Segment Open

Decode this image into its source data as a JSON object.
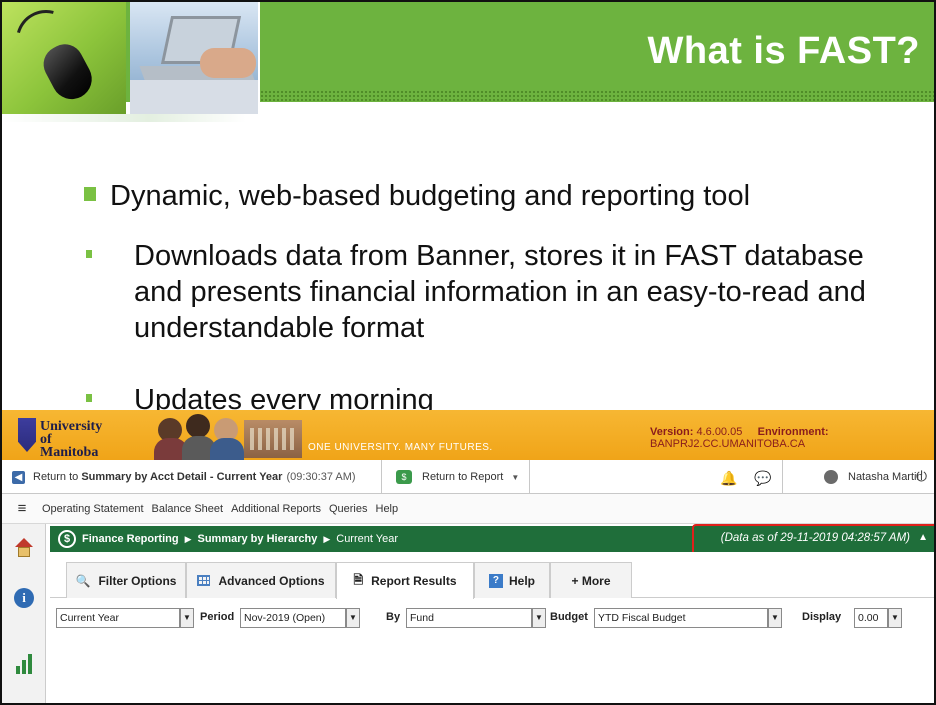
{
  "slide": {
    "title": "What is FAST?",
    "bullets": {
      "main": "Dynamic, web-based budgeting and reporting tool",
      "sub1": "Downloads data from Banner, stores it in FAST database and presents financial information in an easy-to-read and understandable format",
      "sub2": "Updates every morning"
    },
    "accent_color": "#6db33f"
  },
  "app": {
    "logo_line1": "University",
    "logo_line2": "of Manitoba",
    "tagline": "ONE UNIVERSITY. MANY FUTURES.",
    "version_label": "Version:",
    "version_value": "4.6.00.05",
    "environment_label": "Environment:",
    "environment_value": "BANPRJ2.CC.UMANITOBA.CA",
    "toolbar": {
      "return_prefix": "Return to",
      "return_target": "Summary by Acct Detail - Current Year",
      "return_time": "(09:30:37 AM)",
      "return_to_report": "Return to Report",
      "user_name": "Natasha Martin"
    },
    "menu": [
      "Operating Statement",
      "Balance Sheet",
      "Additional Reports",
      "Queries",
      "Help"
    ],
    "breadcrumb": {
      "root": "Finance Reporting",
      "level2": "Summary by Hierarchy",
      "level3": "Current Year",
      "data_as_of": "(Data as of 29-11-2019 04:28:57 AM)"
    },
    "tabs": [
      "Filter Options",
      "Advanced Options",
      "Report Results",
      "Help",
      "+ More"
    ],
    "active_tab": "Report Results",
    "filters": {
      "scope": "Current Year",
      "period_label": "Period",
      "period_value": "Nov-2019 (Open)",
      "by_label": "By",
      "by_value": "Fund",
      "budget_label": "Budget",
      "budget_value": "YTD Fiscal Budget",
      "display_label": "Display",
      "display_value": "0.00"
    },
    "colors": {
      "banner": "#f0a418",
      "finance_bar": "#1f6e3a",
      "highlight": "#e0201b"
    }
  }
}
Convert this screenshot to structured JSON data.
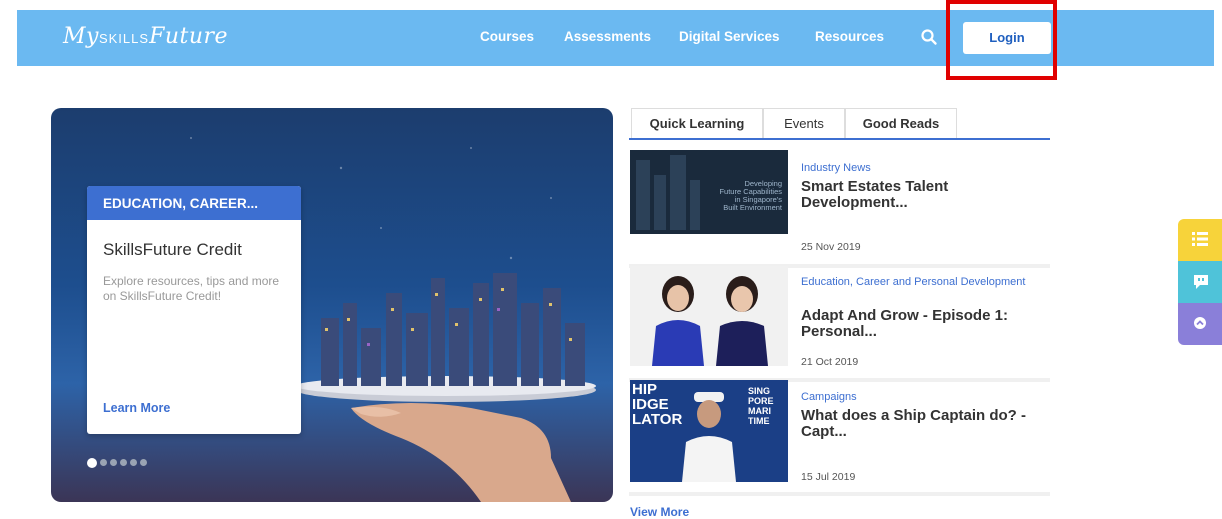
{
  "header": {
    "logo_prefix": "My",
    "logo_middle": "SKILLS",
    "logo_suffix": "Future",
    "nav": [
      "Courses",
      "Assessments",
      "Digital Services",
      "Resources"
    ],
    "login_label": "Login",
    "colors": {
      "bar": "#6bb9f1",
      "accent": "#3d6fd1",
      "highlight": "#e00000"
    }
  },
  "hero": {
    "card_category": "EDUCATION, CAREER...",
    "card_title": "SkillsFuture Credit",
    "card_description": "Explore resources, tips and more on SkillsFuture Credit!",
    "card_link": "Learn More",
    "slide_count": 6,
    "active_slide": 1
  },
  "tabs": [
    "Quick Learning",
    "Events",
    "Good Reads"
  ],
  "active_tab": "Quick Learning",
  "articles": [
    {
      "category": "Industry News",
      "title": "Smart Estates Talent Development...",
      "date": "25 Nov 2019",
      "thumb_text": [
        "Developing",
        "Future Capabilities",
        "in Singapore's",
        "Built Environment"
      ]
    },
    {
      "category": "Education, Career and Personal Development",
      "title": "Adapt And Grow - Episode 1: Personal...",
      "date": "21 Oct 2019"
    },
    {
      "category": "Campaigns",
      "title": "What does a Ship Captain do? - Capt...",
      "date": "15 Jul 2019",
      "thumb_text": [
        "HIP",
        "IDGE",
        "LATOR",
        "SING",
        "PORE",
        "MARI",
        "TIME"
      ]
    }
  ],
  "view_more": "View More",
  "side_buttons": [
    {
      "icon": "list-icon",
      "color": "#f7d33a"
    },
    {
      "icon": "chat-icon",
      "color": "#4fc3d9"
    },
    {
      "icon": "scroll-up-icon",
      "color": "#8a7fd9"
    }
  ]
}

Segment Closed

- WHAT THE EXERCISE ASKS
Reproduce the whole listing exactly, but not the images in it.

- ANSWER SPACE
Decode this image into its source data as a JSON object.
{
  "slide": {
    "title": "What is FAST?",
    "bullets": {
      "main": "Dynamic, web-based budgeting and reporting tool",
      "sub1": "Downloads data from Banner, stores it in FAST database and presents financial information in an easy-to-read and understandable format",
      "sub2": "Updates every morning"
    },
    "accent_color": "#6db33f"
  },
  "app": {
    "logo_line1": "University",
    "logo_line2": "of Manitoba",
    "tagline": "ONE UNIVERSITY. MANY FUTURES.",
    "version_label": "Version:",
    "version_value": "4.6.00.05",
    "environment_label": "Environment:",
    "environment_value": "BANPRJ2.CC.UMANITOBA.CA",
    "toolbar": {
      "return_prefix": "Return to",
      "return_target": "Summary by Acct Detail - Current Year",
      "return_time": "(09:30:37 AM)",
      "return_to_report": "Return to Report",
      "user_name": "Natasha Martin"
    },
    "menu": [
      "Operating Statement",
      "Balance Sheet",
      "Additional Reports",
      "Queries",
      "Help"
    ],
    "breadcrumb": {
      "root": "Finance Reporting",
      "level2": "Summary by Hierarchy",
      "level3": "Current Year",
      "data_as_of": "(Data as of 29-11-2019 04:28:57 AM)"
    },
    "tabs": [
      "Filter Options",
      "Advanced Options",
      "Report Results",
      "Help",
      "+ More"
    ],
    "active_tab": "Report Results",
    "filters": {
      "scope": "Current Year",
      "period_label": "Period",
      "period_value": "Nov-2019 (Open)",
      "by_label": "By",
      "by_value": "Fund",
      "budget_label": "Budget",
      "budget_value": "YTD Fiscal Budget",
      "display_label": "Display",
      "display_value": "0.00"
    },
    "colors": {
      "banner": "#f0a418",
      "finance_bar": "#1f6e3a",
      "highlight": "#e0201b"
    }
  }
}
Convert this screenshot to structured JSON data.
{
  "header": {
    "logo_prefix": "My",
    "logo_middle": "SKILLS",
    "logo_suffix": "Future",
    "nav": [
      "Courses",
      "Assessments",
      "Digital Services",
      "Resources"
    ],
    "login_label": "Login",
    "colors": {
      "bar": "#6bb9f1",
      "accent": "#3d6fd1",
      "highlight": "#e00000"
    }
  },
  "hero": {
    "card_category": "EDUCATION, CAREER...",
    "card_title": "SkillsFuture Credit",
    "card_description": "Explore resources, tips and more on SkillsFuture Credit!",
    "card_link": "Learn More",
    "slide_count": 6,
    "active_slide": 1
  },
  "tabs": [
    "Quick Learning",
    "Events",
    "Good Reads"
  ],
  "active_tab": "Quick Learning",
  "articles": [
    {
      "category": "Industry News",
      "title": "Smart Estates Talent Development...",
      "date": "25 Nov 2019",
      "thumb_text": [
        "Developing",
        "Future Capabilities",
        "in Singapore's",
        "Built Environment"
      ]
    },
    {
      "category": "Education, Career and Personal Development",
      "title": "Adapt And Grow - Episode 1: Personal...",
      "date": "21 Oct 2019"
    },
    {
      "category": "Campaigns",
      "title": "What does a Ship Captain do? - Capt...",
      "date": "15 Jul 2019",
      "thumb_text": [
        "HIP",
        "IDGE",
        "LATOR",
        "SING",
        "PORE",
        "MARI",
        "TIME"
      ]
    }
  ],
  "view_more": "View More",
  "side_buttons": [
    {
      "icon": "list-icon",
      "color": "#f7d33a"
    },
    {
      "icon": "chat-icon",
      "color": "#4fc3d9"
    },
    {
      "icon": "scroll-up-icon",
      "color": "#8a7fd9"
    }
  ]
}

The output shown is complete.